Web-based retailer ideeli started offering plus-size sales on name brands after its Facebook and Twitter fans began expressing a strong interest in seeing larger-sized options on the site.

Paul Hurley, ideeli’s CEO and cofounder, says the retailer’s foray into the plus-size market is a good testament to why it’s important to listen to your customers. Ideeli’s lines pull from more than 100 brands including Suzi Chin, Tahari, Arthur S. Levine, CJ by Cookie Johnson and Donna Ricco, and include lingerie, swim and office wear. 

“We heard about our retail gap and got on it.”

Since ideeli’s November 2010 inaugural, weekly sales for plus sizes (which typically start at size 14 or 1x) have steadily increased.

Hurley did point out that many of the higher-end luxury brands typically overlook this market.  Ideeli’s lines pull from over 100 brands including Suzi Chin, Tahari, Arthur S. Levine, CJ by Cookie Johnson and Donna Ricco, and include lingerie, swim and office wear. 

“Our brands are great, but not so much luxury, or top-of-the-top.
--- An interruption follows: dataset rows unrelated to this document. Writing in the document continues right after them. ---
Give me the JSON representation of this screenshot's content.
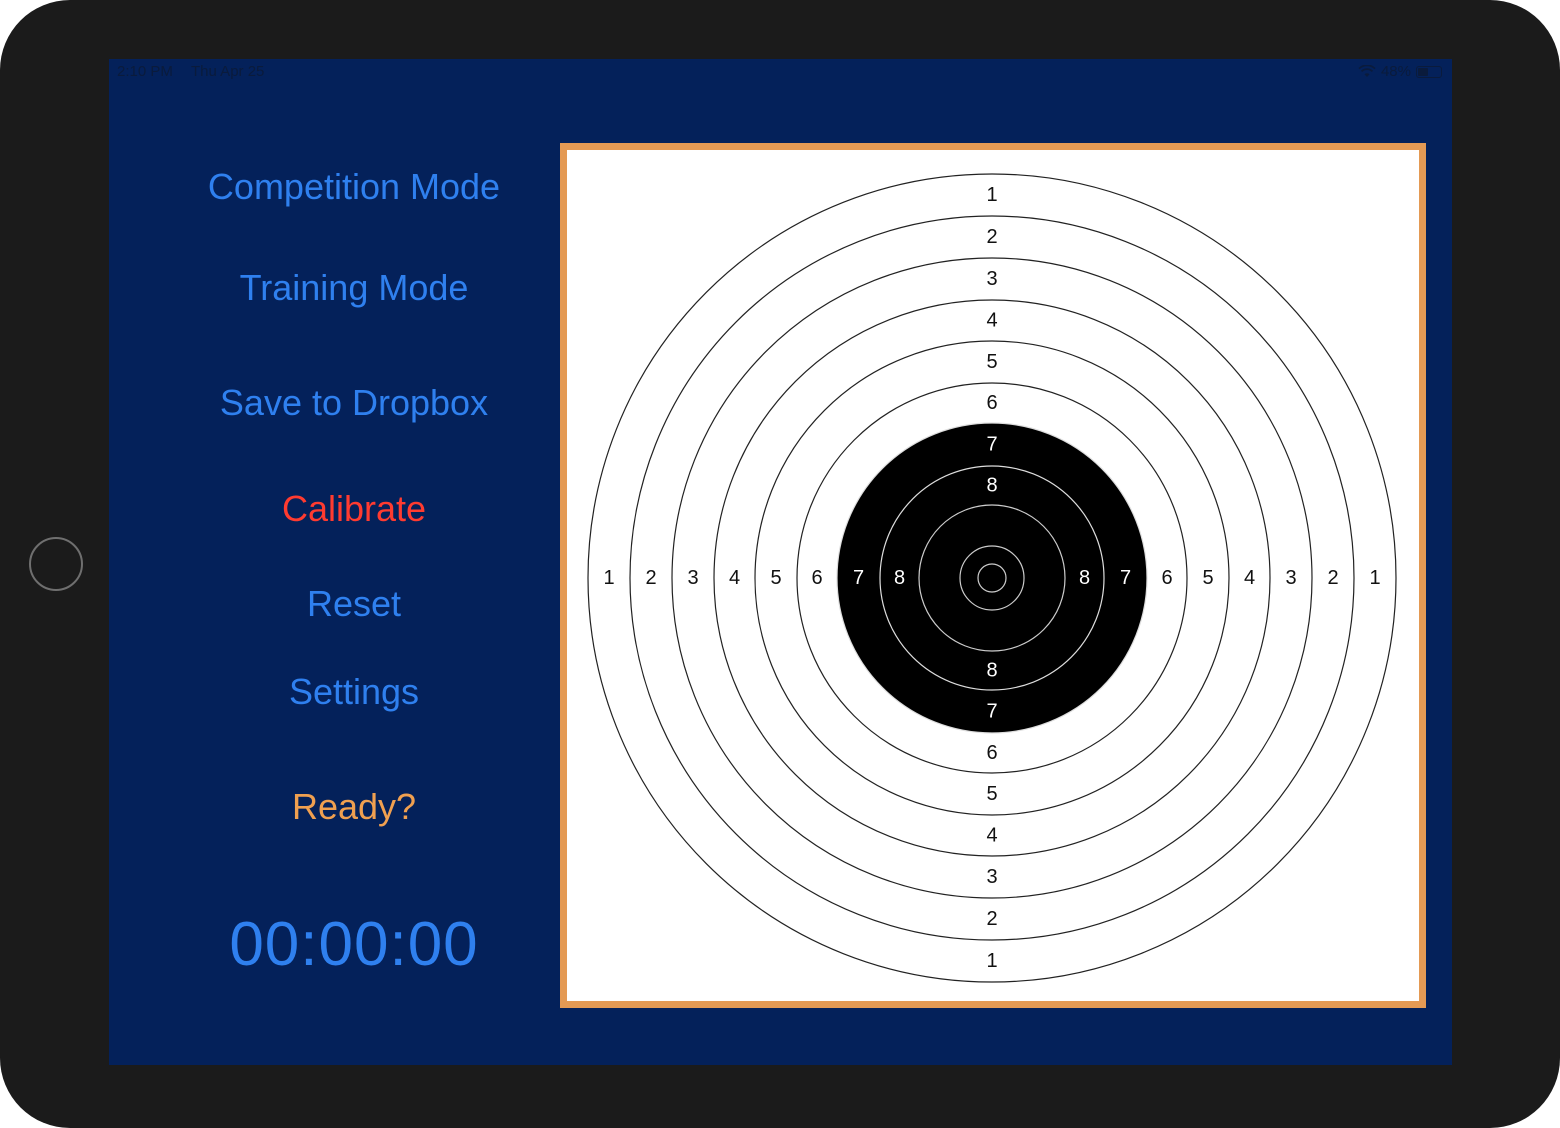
{
  "status_bar": {
    "time": "2:10 PM",
    "date": "Thu Apr 25",
    "battery_percent": "48%",
    "battery_level": 0.48,
    "wifi_icon": "wifi-icon"
  },
  "menu": {
    "competition": "Competition Mode",
    "training": "Training Mode",
    "dropbox": "Save to Dropbox",
    "calibrate": "Calibrate",
    "reset": "Reset",
    "settings": "Settings",
    "ready": "Ready?"
  },
  "timer": "00:00:00",
  "target": {
    "rings": [
      "1",
      "2",
      "3",
      "4",
      "5",
      "6",
      "7",
      "8"
    ],
    "top_labels": [
      "1",
      "2",
      "3",
      "4",
      "5",
      "6",
      "7",
      "8"
    ],
    "bottom_labels": [
      "8",
      "7",
      "6",
      "5",
      "4",
      "3",
      "2",
      "1"
    ],
    "left_labels": [
      "1",
      "2",
      "3",
      "4",
      "5",
      "6",
      "7",
      "8"
    ],
    "right_labels": [
      "8",
      "7",
      "6",
      "5",
      "4",
      "3",
      "2",
      "1"
    ]
  },
  "colors": {
    "screen_bg": "#04215a",
    "link_blue": "#2f80ef",
    "calibrate_red": "#ff3b30",
    "ready_orange": "#f0a050",
    "frame_orange": "#e49a54"
  }
}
Those designers typically design for a slimmer silhouette.”

Still, Hurley, whose company is a sponsor for New York’s Fashion Week, says he is focused on his mission of bringing Soho to Main Street and takes pride in catering to an underserved market.

“It’s a good business, a growing business, a virtuous business… a combination of inspiration and gestalt, the excitement of the aesthetic—and an opportunity for our customers to express themselves wherever and whoever they are, knowing that fashion doesn’t stop at size six.”